Disclaimer – I provide this information as it has been provided to me. I cannot say if it is totally accurate. You are responsible for checking into your own documentation requirements based on what systems pay you for your clinical services. It is so, so sad that such sacred work requires accounting-like documentation. I have often commented that psychotherapy records mimic documentation for transporting nuclear waste actress state lines. So much documentation; so little time to actually DO the psychotherapy. Hope this post shakes you up a bit regarding your current clinical documentation habits.
How did we get into such a bureaucratic way of doing business? Well, that is it – psychotherapy is now a business. Perhaps our very generous payments to medical staff caused this (other than primary care American medical doctors are some of the world’s highest paid professionals providing such services). When therapists decided to make a living from doing psychotherapy, and when many university programs opened graduate training programs for psychotherapists, education, business and “organic bureaucracy” (my terms) became ONE. Following the old “medical model,” psychotherapy became a way to earn a middle class living, sometimes a very good middle class living. Behavioral health, however, will never be funded at levels needed to improve the mental health (and addictions health) of the American public. Pills alone will NOT DO IT! Our problems are NOT simply biological; they are biopsychosocial-spiritual in nature. How else could we be about 5% of the world’s population consuming about 60-70% of the world’s illicit drug? Are we empty inside? Let’s hope that psychotherapy does not follow

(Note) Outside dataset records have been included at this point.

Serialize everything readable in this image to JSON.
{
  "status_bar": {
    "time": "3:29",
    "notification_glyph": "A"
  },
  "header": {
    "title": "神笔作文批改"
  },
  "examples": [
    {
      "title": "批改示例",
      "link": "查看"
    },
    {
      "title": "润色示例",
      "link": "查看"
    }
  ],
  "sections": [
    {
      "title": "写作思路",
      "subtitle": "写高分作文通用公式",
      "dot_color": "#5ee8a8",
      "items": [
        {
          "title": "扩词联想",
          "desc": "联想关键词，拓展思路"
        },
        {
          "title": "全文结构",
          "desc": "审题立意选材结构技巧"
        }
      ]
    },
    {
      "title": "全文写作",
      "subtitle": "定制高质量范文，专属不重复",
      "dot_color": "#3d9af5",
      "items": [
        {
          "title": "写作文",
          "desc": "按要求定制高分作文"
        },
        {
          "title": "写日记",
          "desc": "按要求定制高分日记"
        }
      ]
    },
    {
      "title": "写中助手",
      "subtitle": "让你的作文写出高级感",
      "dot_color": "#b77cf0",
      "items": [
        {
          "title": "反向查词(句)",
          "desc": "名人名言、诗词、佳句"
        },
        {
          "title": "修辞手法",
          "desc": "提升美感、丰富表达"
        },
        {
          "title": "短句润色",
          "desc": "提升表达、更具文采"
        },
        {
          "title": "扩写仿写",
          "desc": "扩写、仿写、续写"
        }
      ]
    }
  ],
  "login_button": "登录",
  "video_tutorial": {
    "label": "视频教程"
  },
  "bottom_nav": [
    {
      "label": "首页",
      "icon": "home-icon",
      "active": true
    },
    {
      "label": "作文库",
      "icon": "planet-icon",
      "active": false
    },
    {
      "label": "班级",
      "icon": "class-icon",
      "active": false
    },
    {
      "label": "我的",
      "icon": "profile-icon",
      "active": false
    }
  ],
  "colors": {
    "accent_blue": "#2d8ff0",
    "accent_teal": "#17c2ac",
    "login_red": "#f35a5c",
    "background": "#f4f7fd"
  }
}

medical practice in hospitals, where well-documented data show that about 100,000 people a year die due to medical errors. Some researchers believe that number is actually higher. Powerful lobbying groups hope to influence the federal government so such data will not be available to the American people. And, there are the added burdens of requiring external “certification” of your program’s comparative quality. The various “commissions” that dictate documentation requirements in behavioral and medical health care systems ADD MORE AND MORE DOCUMENTATION REQUIREMENTS AT HUGE COSTS. As if documentation alone implies quality. Let’s get rid of the onerous documentation requirements and simplify the system; let’s pay for carefully rationalized clinical outcomes and end the dollar drain of accreditation commission-dictated documentation requirements. Such a rational shift may cause an unemployment crisis in bureaucracy, but it may help preserve the slim margins of funding in behavioral health. The American health care system needs BIG changes, but we lack insightful and courageous leadership to make such big changes. What will the future of behavioral health look like? Better start lobbying for your own interests before you have no profession to lobby for at all.
For more information refer to your own payment systems, Medicaid, Medicare, private insurance and other documentation requirements. See also Hartman-Srien, P. E. (November-December, 2016). Fraud grabs headlines… The National Psychologist, p. 6.

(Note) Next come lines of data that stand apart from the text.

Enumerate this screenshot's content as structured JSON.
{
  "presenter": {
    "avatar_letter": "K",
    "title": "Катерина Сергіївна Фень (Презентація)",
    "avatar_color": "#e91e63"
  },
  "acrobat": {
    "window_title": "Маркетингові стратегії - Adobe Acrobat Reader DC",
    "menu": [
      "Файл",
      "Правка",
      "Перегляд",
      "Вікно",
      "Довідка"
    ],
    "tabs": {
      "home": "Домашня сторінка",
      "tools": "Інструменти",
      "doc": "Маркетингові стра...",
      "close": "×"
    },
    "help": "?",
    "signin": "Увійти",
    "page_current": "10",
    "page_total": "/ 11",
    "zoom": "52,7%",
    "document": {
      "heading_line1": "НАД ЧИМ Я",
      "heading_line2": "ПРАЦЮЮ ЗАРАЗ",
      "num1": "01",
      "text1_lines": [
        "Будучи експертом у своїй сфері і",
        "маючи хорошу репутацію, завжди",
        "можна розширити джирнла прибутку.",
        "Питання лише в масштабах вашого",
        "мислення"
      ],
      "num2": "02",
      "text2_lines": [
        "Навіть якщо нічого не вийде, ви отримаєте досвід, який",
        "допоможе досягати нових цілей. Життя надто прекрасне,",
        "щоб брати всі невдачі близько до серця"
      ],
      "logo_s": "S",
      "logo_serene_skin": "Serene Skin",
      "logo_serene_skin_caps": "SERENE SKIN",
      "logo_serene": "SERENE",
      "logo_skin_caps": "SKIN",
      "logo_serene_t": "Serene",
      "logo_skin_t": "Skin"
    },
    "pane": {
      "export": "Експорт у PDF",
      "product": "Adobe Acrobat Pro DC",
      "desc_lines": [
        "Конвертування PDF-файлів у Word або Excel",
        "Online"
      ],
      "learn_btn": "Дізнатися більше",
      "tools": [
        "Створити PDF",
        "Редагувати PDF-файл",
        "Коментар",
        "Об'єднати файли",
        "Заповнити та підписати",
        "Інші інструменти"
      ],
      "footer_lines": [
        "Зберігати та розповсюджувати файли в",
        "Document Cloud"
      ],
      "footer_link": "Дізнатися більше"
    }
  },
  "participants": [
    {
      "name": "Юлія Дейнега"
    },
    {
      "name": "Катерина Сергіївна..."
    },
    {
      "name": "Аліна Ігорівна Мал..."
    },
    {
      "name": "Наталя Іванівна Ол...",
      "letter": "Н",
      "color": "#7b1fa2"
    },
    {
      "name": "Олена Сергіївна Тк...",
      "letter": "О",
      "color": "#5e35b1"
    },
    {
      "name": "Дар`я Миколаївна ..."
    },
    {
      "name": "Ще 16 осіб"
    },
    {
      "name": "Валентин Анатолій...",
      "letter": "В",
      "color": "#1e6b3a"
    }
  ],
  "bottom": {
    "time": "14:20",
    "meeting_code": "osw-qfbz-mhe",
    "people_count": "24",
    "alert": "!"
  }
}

By Anthony R. Quintiliani, PhD., LADC
From the Eleanor R. Liebman Center for Secular Meditation in Monkton, Vermont
Author of Mindful Happiness